Dutton’s au pair drama shows hypocrisy of immigration policy
That’s Peter Dutton, then immigration minister, in the official document by which he intervened to allow an au pair to enter the country.
Illustration: Andrew Dyson
And what an incredible sentence it is! A humanitarian act. An individual with ongoing ne. A humane and generous society. So … a tourist visa? What humanitarian situation serious enough to require intervention from the immigration minister himself can be relieved by a spot of tourism?
The whole thing is absurd. Not truly scandalous, given Dutton acted within his legal power and that politicians doing favours for people is hardly unprecedented. But absurd and important for precisely that reason. This episode reveals just how hypocritical and disingenuous our approach on immigration in this country really is.
The story here isn’t that Dutton did a favour for a mate (or a mate’s mate, or a Liberal Party donor). It’s that in this tiny episode, Dutton revealed himself to be happy to violate the very principles on which he has based his entire position on immigration. Dutton’s political trade is based squarely on being a tough, uncompromising applier of rules; a kind of maniacal preserver of order.
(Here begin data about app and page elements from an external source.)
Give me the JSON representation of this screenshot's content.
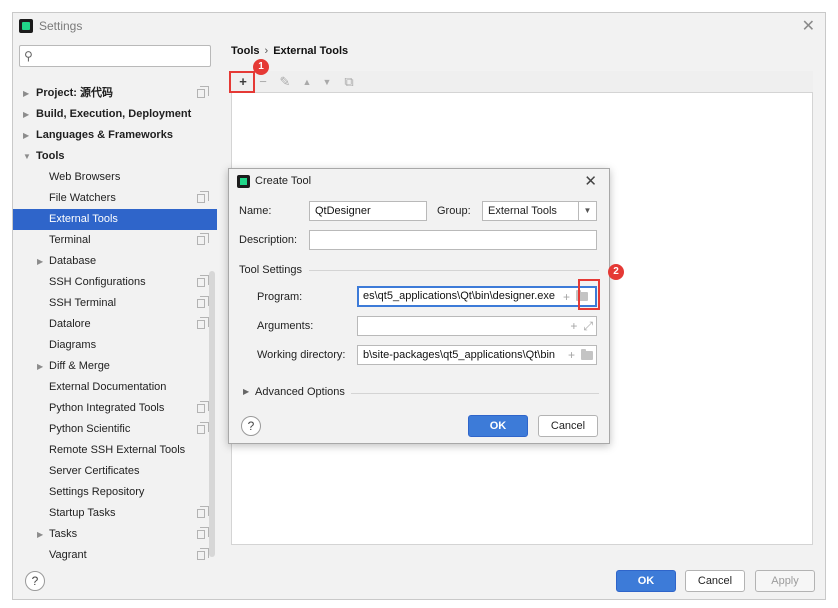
{
  "window": {
    "title": "Settings"
  },
  "search": {
    "placeholder": "",
    "value": ""
  },
  "sidebar": {
    "items": [
      {
        "label": "Project: 源代码",
        "level": 0,
        "arrow": "▶",
        "bold": true,
        "icon": "copy-icon"
      },
      {
        "label": "Build, Execution, Deployment",
        "level": 0,
        "arrow": "▶",
        "bold": true
      },
      {
        "label": "Languages & Frameworks",
        "level": 0,
        "arrow": "▶",
        "bold": true
      },
      {
        "label": "Tools",
        "level": 0,
        "arrow": "▼",
        "bold": true
      },
      {
        "label": "Web Browsers",
        "level": 1
      },
      {
        "label": "File Watchers",
        "level": 1,
        "icon": "copy-icon"
      },
      {
        "label": "External Tools",
        "level": 1,
        "selected": true
      },
      {
        "label": "Terminal",
        "level": 1,
        "icon": "copy-icon"
      },
      {
        "label": "Database",
        "level": 1,
        "arrow": "▶"
      },
      {
        "label": "SSH Configurations",
        "level": 1,
        "icon": "copy-icon"
      },
      {
        "label": "SSH Terminal",
        "level": 1,
        "icon": "copy-icon"
      },
      {
        "label": "Datalore",
        "level": 1,
        "icon": "copy-icon"
      },
      {
        "label": "Diagrams",
        "level": 1
      },
      {
        "label": "Diff & Merge",
        "level": 1,
        "arrow": "▶"
      },
      {
        "label": "External Documentation",
        "level": 1
      },
      {
        "label": "Python Integrated Tools",
        "level": 1,
        "icon": "copy-icon"
      },
      {
        "label": "Python Scientific",
        "level": 1,
        "icon": "copy-icon"
      },
      {
        "label": "Remote SSH External Tools",
        "level": 1
      },
      {
        "label": "Server Certificates",
        "level": 1
      },
      {
        "label": "Settings Repository",
        "level": 1
      },
      {
        "label": "Startup Tasks",
        "level": 1,
        "icon": "copy-icon"
      },
      {
        "label": "Tasks",
        "level": 1,
        "arrow": "▶",
        "icon": "copy-icon"
      },
      {
        "label": "Vagrant",
        "level": 1,
        "icon": "copy-icon"
      }
    ]
  },
  "breadcrumb": {
    "parent": "Tools",
    "separator": "›",
    "current": "External Tools"
  },
  "toolbar": {
    "add": "+",
    "remove": "−",
    "edit": "✎",
    "up": "▲",
    "down": "▼",
    "copy": "⧉"
  },
  "markers": {
    "one": "1",
    "two": "2"
  },
  "dialog": {
    "title": "Create Tool",
    "name_label": "Name:",
    "name_value": "QtDesigner",
    "group_label": "Group:",
    "group_value": "External Tools",
    "description_label": "Description:",
    "description_value": "",
    "tool_settings_label": "Tool Settings",
    "program_label": "Program:",
    "program_value": "es\\qt5_applications\\Qt\\bin\\designer.exe",
    "arguments_label": "Arguments:",
    "arguments_value": "",
    "workdir_label": "Working directory:",
    "workdir_value": "b\\site-packages\\qt5_applications\\Qt\\bin",
    "advanced_label": "Advanced Options",
    "help": "?",
    "ok": "OK",
    "cancel": "Cancel"
  },
  "footer": {
    "help": "?",
    "ok": "OK",
    "cancel": "Cancel",
    "apply": "Apply"
  },
  "colors": {
    "accent": "#2f65ca",
    "primary_button": "#3d7bd8",
    "marker": "#e53935"
  }
}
He will not be bowed or be swayed except in the most extreme cases, and even then, probably not.